Required action
The answer must consist of each line below that holds the word "thumb", copied as it stands.

Data provided
----
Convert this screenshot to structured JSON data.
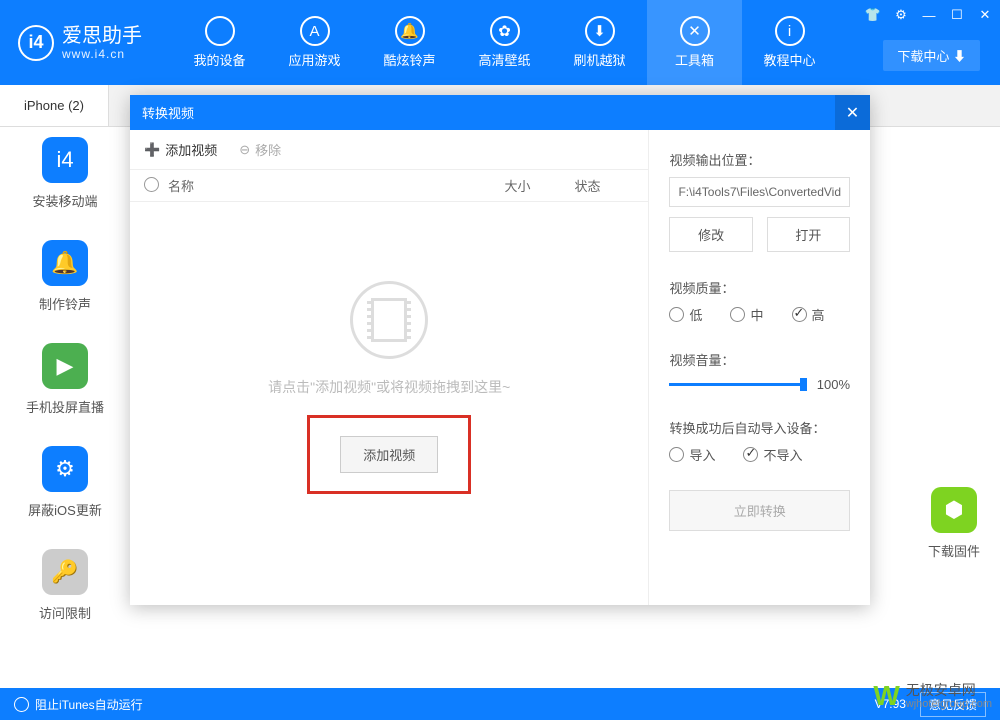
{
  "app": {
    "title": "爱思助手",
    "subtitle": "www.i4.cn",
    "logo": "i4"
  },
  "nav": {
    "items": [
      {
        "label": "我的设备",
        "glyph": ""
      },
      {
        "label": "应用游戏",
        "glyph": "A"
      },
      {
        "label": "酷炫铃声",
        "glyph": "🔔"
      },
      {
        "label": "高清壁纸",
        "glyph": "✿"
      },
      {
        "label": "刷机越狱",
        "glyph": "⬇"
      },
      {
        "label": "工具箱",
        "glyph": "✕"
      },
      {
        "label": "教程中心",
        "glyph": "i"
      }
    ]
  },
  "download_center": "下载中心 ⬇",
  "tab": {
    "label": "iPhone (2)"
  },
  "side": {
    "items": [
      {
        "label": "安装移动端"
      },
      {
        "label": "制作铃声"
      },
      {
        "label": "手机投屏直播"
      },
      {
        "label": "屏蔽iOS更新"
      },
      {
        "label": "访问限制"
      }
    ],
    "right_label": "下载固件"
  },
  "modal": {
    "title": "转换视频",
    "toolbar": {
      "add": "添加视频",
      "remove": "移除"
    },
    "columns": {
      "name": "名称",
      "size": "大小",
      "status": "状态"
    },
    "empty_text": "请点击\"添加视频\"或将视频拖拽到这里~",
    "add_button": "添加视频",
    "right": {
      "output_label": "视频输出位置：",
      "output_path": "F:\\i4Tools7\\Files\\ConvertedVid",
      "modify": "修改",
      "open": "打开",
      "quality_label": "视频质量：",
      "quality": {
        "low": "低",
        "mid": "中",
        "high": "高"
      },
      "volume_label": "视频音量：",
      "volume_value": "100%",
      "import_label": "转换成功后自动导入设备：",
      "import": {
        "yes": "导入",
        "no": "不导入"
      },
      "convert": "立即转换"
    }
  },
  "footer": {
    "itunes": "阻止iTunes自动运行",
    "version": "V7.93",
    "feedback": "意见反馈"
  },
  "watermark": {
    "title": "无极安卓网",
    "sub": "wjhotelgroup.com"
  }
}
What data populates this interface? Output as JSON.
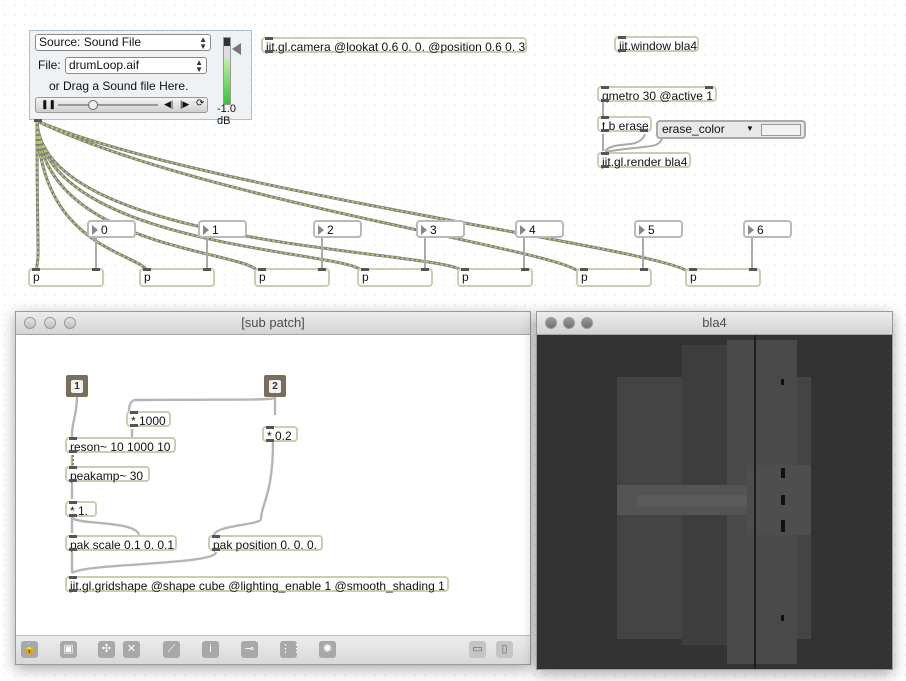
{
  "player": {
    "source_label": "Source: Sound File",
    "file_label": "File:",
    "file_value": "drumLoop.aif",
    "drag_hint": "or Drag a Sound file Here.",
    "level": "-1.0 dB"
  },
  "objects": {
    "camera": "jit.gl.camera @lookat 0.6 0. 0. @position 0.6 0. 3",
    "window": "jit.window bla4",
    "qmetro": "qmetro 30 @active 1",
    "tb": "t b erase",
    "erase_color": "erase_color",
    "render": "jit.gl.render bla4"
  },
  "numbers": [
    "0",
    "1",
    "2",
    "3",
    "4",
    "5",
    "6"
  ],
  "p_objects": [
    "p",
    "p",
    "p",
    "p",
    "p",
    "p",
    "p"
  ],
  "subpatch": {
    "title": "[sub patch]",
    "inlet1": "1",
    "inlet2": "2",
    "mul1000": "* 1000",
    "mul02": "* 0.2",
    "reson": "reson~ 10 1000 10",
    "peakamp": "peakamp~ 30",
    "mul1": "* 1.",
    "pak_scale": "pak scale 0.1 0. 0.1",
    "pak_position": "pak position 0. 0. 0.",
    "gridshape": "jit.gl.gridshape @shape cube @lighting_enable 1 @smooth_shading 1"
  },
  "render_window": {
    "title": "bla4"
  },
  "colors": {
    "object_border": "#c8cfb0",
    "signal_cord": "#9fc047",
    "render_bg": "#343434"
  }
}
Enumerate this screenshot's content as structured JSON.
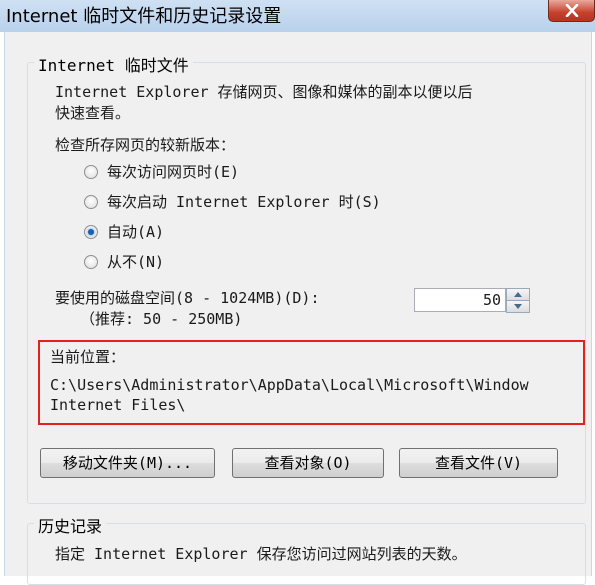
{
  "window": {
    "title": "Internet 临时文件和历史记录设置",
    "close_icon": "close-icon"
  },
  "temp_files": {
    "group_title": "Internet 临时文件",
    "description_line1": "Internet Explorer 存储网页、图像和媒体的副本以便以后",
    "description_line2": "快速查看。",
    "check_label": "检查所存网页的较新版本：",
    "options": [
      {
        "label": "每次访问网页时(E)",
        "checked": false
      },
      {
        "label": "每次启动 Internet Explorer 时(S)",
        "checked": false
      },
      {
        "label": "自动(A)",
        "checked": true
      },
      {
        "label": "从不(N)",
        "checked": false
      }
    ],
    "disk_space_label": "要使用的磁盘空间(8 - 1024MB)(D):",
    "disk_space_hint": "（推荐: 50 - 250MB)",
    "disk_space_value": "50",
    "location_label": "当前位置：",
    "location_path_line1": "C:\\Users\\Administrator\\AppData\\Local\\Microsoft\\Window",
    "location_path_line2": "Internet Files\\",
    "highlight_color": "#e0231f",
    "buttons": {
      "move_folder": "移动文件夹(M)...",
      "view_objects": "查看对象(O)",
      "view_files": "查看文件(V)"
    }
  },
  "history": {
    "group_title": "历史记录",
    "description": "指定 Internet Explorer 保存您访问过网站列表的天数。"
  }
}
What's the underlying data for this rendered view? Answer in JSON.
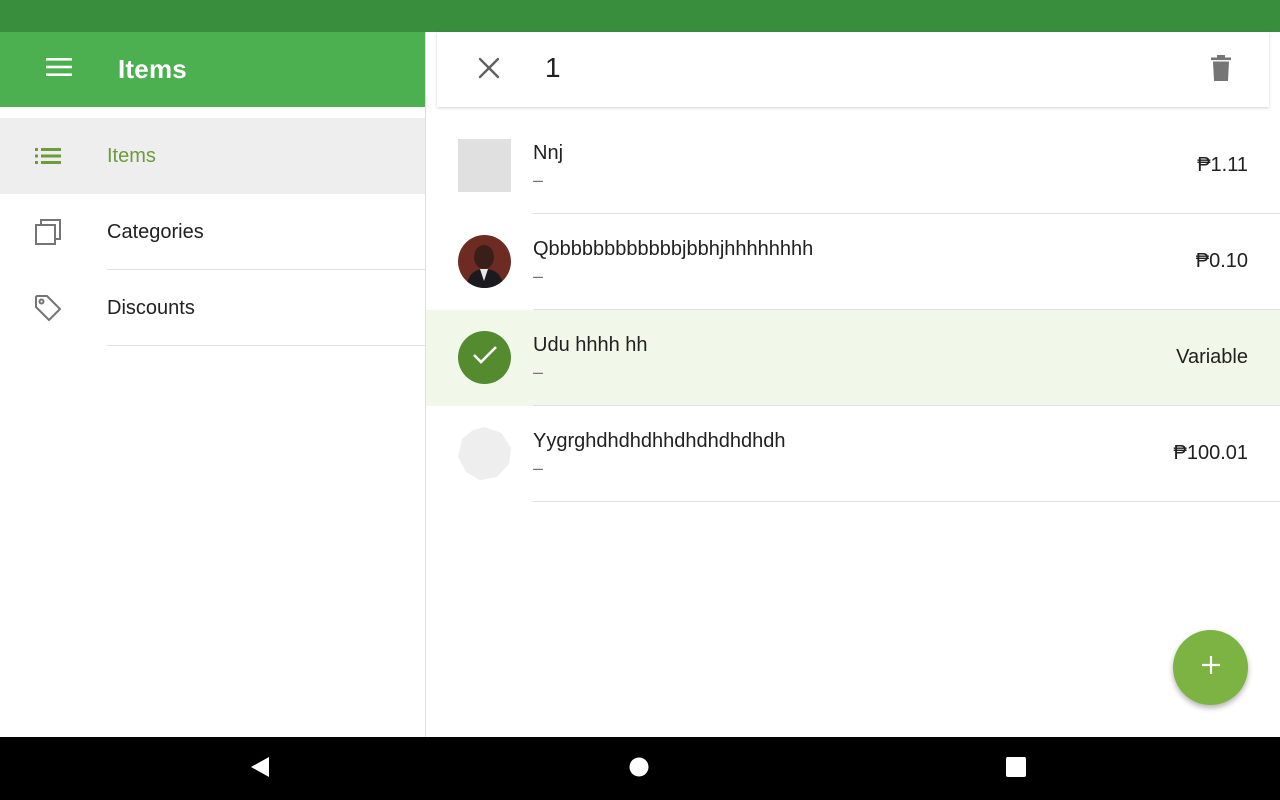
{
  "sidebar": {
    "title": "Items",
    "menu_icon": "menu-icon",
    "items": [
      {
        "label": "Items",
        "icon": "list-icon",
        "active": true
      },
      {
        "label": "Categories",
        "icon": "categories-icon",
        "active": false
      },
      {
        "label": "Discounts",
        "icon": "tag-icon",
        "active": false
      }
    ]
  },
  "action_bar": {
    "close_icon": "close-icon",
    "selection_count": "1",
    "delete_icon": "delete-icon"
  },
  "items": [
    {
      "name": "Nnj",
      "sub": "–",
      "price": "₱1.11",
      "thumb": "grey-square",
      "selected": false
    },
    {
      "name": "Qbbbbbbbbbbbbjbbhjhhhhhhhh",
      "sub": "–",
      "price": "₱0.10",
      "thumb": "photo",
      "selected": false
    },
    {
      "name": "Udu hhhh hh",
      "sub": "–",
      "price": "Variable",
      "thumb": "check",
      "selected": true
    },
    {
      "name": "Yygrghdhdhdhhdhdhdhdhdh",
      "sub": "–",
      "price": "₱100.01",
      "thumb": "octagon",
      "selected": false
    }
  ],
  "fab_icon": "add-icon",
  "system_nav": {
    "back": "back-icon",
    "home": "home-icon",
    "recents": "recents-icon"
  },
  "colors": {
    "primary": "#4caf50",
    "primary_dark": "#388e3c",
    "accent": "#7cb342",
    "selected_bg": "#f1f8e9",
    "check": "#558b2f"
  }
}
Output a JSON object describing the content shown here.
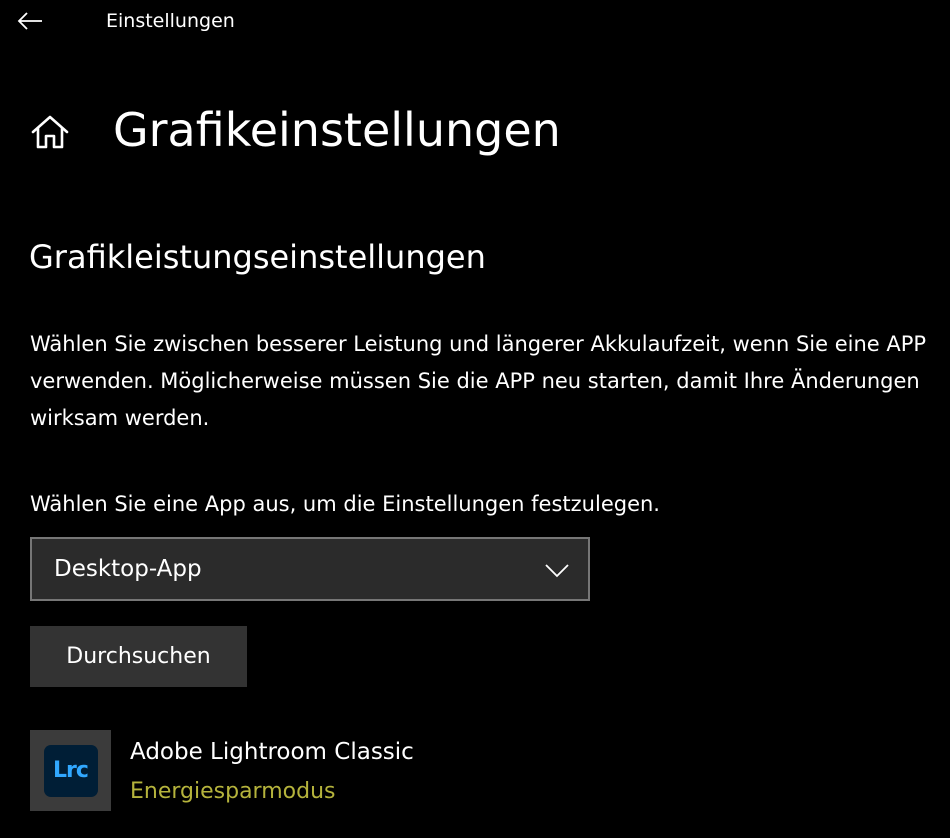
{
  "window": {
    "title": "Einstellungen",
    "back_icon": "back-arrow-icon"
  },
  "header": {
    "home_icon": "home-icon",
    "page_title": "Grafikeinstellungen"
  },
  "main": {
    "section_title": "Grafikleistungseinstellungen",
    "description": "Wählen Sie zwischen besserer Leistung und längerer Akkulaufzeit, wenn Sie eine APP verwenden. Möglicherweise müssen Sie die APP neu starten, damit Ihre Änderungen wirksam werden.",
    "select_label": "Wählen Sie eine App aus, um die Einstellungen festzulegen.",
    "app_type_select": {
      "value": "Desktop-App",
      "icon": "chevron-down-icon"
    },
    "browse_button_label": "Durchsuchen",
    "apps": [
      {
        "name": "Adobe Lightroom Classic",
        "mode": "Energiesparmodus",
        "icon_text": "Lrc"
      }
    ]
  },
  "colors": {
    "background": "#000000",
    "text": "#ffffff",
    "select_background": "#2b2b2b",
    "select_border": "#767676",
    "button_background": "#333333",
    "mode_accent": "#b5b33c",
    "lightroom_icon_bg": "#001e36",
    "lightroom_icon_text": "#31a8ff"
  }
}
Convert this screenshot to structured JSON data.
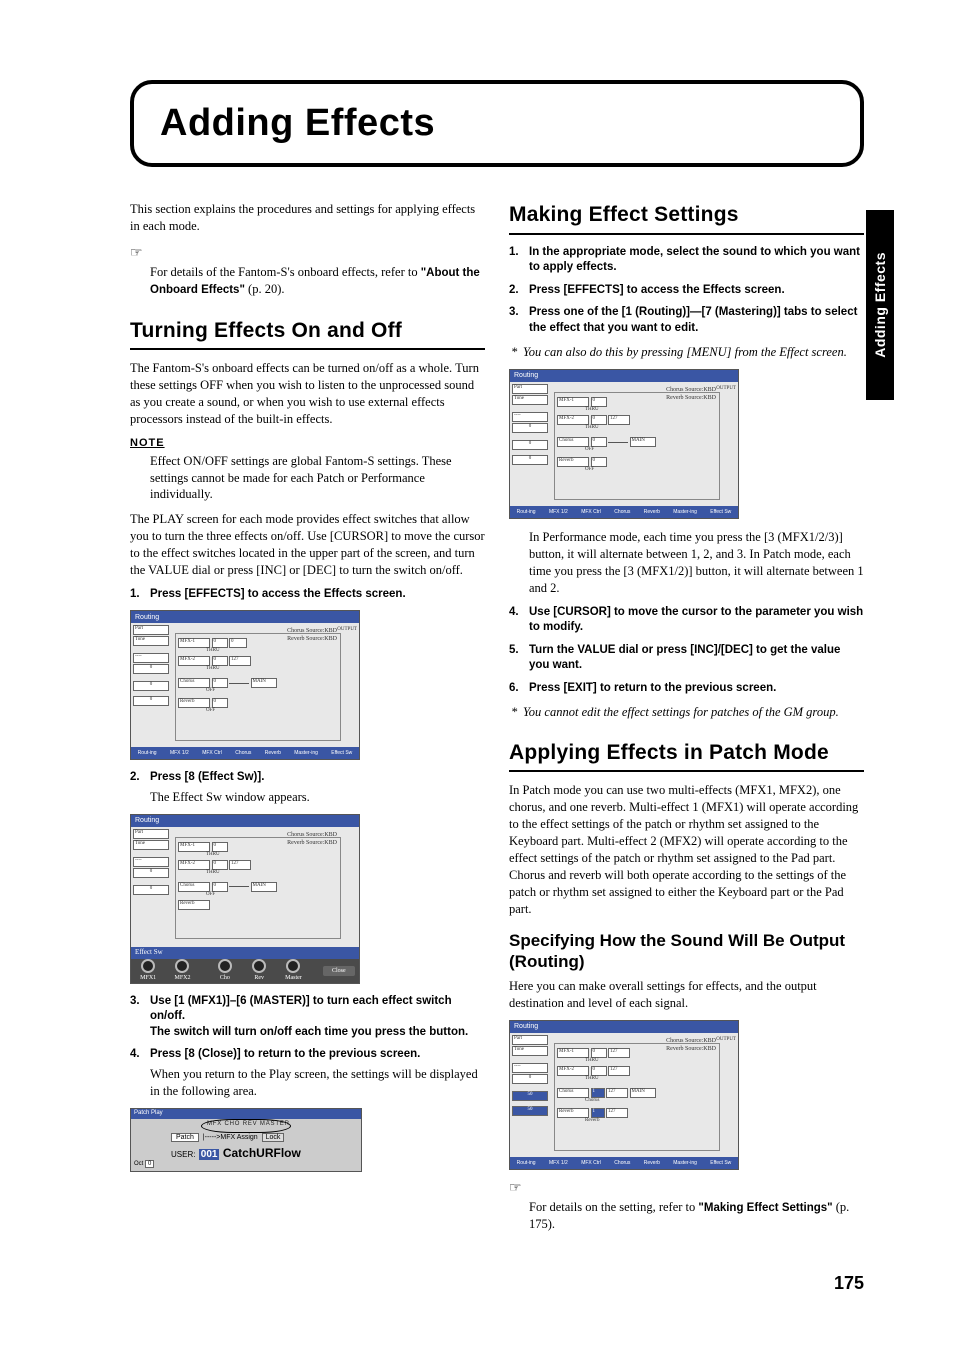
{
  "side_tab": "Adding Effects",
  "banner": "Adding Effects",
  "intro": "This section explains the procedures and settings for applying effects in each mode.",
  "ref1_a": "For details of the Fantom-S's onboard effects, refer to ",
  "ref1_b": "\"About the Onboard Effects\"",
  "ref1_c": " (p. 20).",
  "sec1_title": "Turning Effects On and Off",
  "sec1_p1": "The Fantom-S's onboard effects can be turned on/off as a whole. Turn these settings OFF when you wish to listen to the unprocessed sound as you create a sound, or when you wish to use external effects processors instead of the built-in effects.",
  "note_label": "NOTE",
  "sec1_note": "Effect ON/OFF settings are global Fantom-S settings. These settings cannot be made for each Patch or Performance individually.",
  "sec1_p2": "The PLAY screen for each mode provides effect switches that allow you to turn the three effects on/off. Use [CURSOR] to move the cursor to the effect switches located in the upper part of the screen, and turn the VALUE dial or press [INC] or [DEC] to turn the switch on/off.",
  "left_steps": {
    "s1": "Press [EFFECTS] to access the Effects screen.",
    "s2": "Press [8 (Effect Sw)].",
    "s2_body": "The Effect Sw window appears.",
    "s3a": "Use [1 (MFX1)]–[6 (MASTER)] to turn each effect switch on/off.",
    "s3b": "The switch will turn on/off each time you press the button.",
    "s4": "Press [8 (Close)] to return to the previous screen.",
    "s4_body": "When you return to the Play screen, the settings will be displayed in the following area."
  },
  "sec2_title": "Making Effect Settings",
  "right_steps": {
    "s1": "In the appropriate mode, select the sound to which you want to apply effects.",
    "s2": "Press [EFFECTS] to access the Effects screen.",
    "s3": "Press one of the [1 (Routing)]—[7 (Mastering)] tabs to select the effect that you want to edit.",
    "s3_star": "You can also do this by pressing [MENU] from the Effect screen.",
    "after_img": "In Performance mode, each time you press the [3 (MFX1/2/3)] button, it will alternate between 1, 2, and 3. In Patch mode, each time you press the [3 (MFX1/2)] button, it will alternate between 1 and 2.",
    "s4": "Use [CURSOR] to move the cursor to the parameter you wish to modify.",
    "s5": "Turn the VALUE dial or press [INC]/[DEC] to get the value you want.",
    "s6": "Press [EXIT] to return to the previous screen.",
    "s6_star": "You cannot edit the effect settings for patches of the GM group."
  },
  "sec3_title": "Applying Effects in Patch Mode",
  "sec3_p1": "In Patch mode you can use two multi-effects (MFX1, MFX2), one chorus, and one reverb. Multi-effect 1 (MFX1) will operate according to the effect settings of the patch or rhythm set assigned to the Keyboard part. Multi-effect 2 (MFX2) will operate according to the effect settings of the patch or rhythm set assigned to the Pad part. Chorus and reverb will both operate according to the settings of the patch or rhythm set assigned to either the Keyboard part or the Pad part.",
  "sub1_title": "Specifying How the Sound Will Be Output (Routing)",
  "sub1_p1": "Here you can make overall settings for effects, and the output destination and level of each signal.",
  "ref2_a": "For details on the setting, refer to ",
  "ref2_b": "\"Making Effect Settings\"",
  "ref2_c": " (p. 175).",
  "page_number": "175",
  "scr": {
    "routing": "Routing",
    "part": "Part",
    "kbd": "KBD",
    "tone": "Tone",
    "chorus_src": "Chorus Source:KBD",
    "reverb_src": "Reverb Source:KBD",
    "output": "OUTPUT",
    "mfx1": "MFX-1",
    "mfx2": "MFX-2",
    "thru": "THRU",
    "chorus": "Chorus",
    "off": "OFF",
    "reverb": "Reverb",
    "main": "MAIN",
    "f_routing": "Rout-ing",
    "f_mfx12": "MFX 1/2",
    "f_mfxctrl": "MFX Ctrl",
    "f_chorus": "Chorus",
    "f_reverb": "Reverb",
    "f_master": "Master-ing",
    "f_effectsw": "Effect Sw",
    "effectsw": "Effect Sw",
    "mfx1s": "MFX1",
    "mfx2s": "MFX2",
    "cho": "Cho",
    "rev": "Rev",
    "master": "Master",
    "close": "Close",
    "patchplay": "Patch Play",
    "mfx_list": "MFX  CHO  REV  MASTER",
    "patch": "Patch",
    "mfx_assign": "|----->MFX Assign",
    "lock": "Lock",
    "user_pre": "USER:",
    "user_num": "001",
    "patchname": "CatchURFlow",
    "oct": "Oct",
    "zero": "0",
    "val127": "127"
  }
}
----
Answer space
      "thumb": "grey-square",
      "thumb": "photo",
      "thumb": "check",
      "thumb": "octagon",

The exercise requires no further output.